The expected reply is all of the data, returned exactly.

+-------+

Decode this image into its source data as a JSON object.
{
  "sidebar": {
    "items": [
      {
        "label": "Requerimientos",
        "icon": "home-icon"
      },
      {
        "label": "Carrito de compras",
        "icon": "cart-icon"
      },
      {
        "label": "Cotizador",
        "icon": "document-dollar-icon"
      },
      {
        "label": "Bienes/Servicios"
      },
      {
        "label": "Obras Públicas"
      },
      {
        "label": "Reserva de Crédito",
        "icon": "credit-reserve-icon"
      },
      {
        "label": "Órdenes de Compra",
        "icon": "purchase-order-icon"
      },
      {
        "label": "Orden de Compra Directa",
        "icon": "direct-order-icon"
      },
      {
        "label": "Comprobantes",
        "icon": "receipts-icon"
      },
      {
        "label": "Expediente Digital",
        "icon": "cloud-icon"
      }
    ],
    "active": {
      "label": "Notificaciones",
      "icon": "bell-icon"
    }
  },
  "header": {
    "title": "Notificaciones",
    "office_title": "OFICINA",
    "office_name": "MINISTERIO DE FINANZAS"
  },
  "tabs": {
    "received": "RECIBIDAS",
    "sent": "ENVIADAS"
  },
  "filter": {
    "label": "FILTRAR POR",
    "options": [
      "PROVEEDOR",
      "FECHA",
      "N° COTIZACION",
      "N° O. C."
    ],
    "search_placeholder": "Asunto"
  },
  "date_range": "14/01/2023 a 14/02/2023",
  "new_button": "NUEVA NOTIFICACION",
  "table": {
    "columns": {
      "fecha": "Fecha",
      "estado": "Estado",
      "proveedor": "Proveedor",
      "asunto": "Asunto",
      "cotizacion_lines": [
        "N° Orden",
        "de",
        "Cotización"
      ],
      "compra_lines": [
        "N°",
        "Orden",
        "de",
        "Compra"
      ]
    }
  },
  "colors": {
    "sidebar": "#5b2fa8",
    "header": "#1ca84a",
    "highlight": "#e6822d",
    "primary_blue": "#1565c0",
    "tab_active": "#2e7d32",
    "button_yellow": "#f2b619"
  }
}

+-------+

[Result]
Decode this image into its source data as a JSON object.
{
  "sidebar": {
    "items": [
      {
        "label": "Requerimientos",
        "icon": "home-icon"
      },
      {
        "label": "Carrito de compras",
        "icon": "cart-icon"
      },
      {
        "label": "Cotizador",
        "icon": "document-dollar-icon"
      },
      {
        "label": "Bienes/Servicios"
      },
      {
        "label": "Obras Públicas"
      },
      {
        "label": "Reserva de Crédito",
        "icon": "credit-reserve-icon"
      },
      {
        "label": "Órdenes de Compra",
        "icon": "purchase-order-icon"
      },
      {
        "label": "Orden de Compra Directa",
        "icon": "direct-order-icon"
      },
      {
        "label": "Comprobantes",
        "icon": "receipts-icon"
      },
      {
        "label": "Expediente Digital",
        "icon": "cloud-icon"
      }
    ],
    "active": {
      "label": "Notificaciones",
      "icon": "bell-icon"
    }
  },
  "header": {
    "title": "Notificaciones",
    "office_title": "OFICINA",
    "office_name": "MINISTERIO DE FINANZAS"
  },
  "tabs": {
    "received": "RECIBIDAS",
    "sent": "ENVIADAS"
  },
  "filter": {
    "label": "FILTRAR POR",
    "options": [
      "PROVEEDOR",
      "FECHA",
      "N° COTIZACION",
      "N° O. C."
    ],
    "search_placeholder": "Asunto"
  },
  "date_range": "14/01/2023 a 14/02/2023",
  "new_button": "NUEVA NOTIFICACION",
  "table": {
    "columns": {
      "fecha": "Fecha",
      "estado": "Estado",
      "proveedor": "Proveedor",
      "asunto": "Asunto",
      "cotizacion_lines": [
        "N° Orden",
        "de",
        "Cotización"
      ],
      "compra_lines": [
        "N°",
        "Orden",
        "de",
        "Compra"
      ]
    }
  },
  "colors": {
    "sidebar": "#5b2fa8",
    "header": "#1ca84a",
    "highlight": "#e6822d",
    "primary_blue": "#1565c0",
    "tab_active": "#2e7d32",
    "button_yellow": "#f2b619"
  }
}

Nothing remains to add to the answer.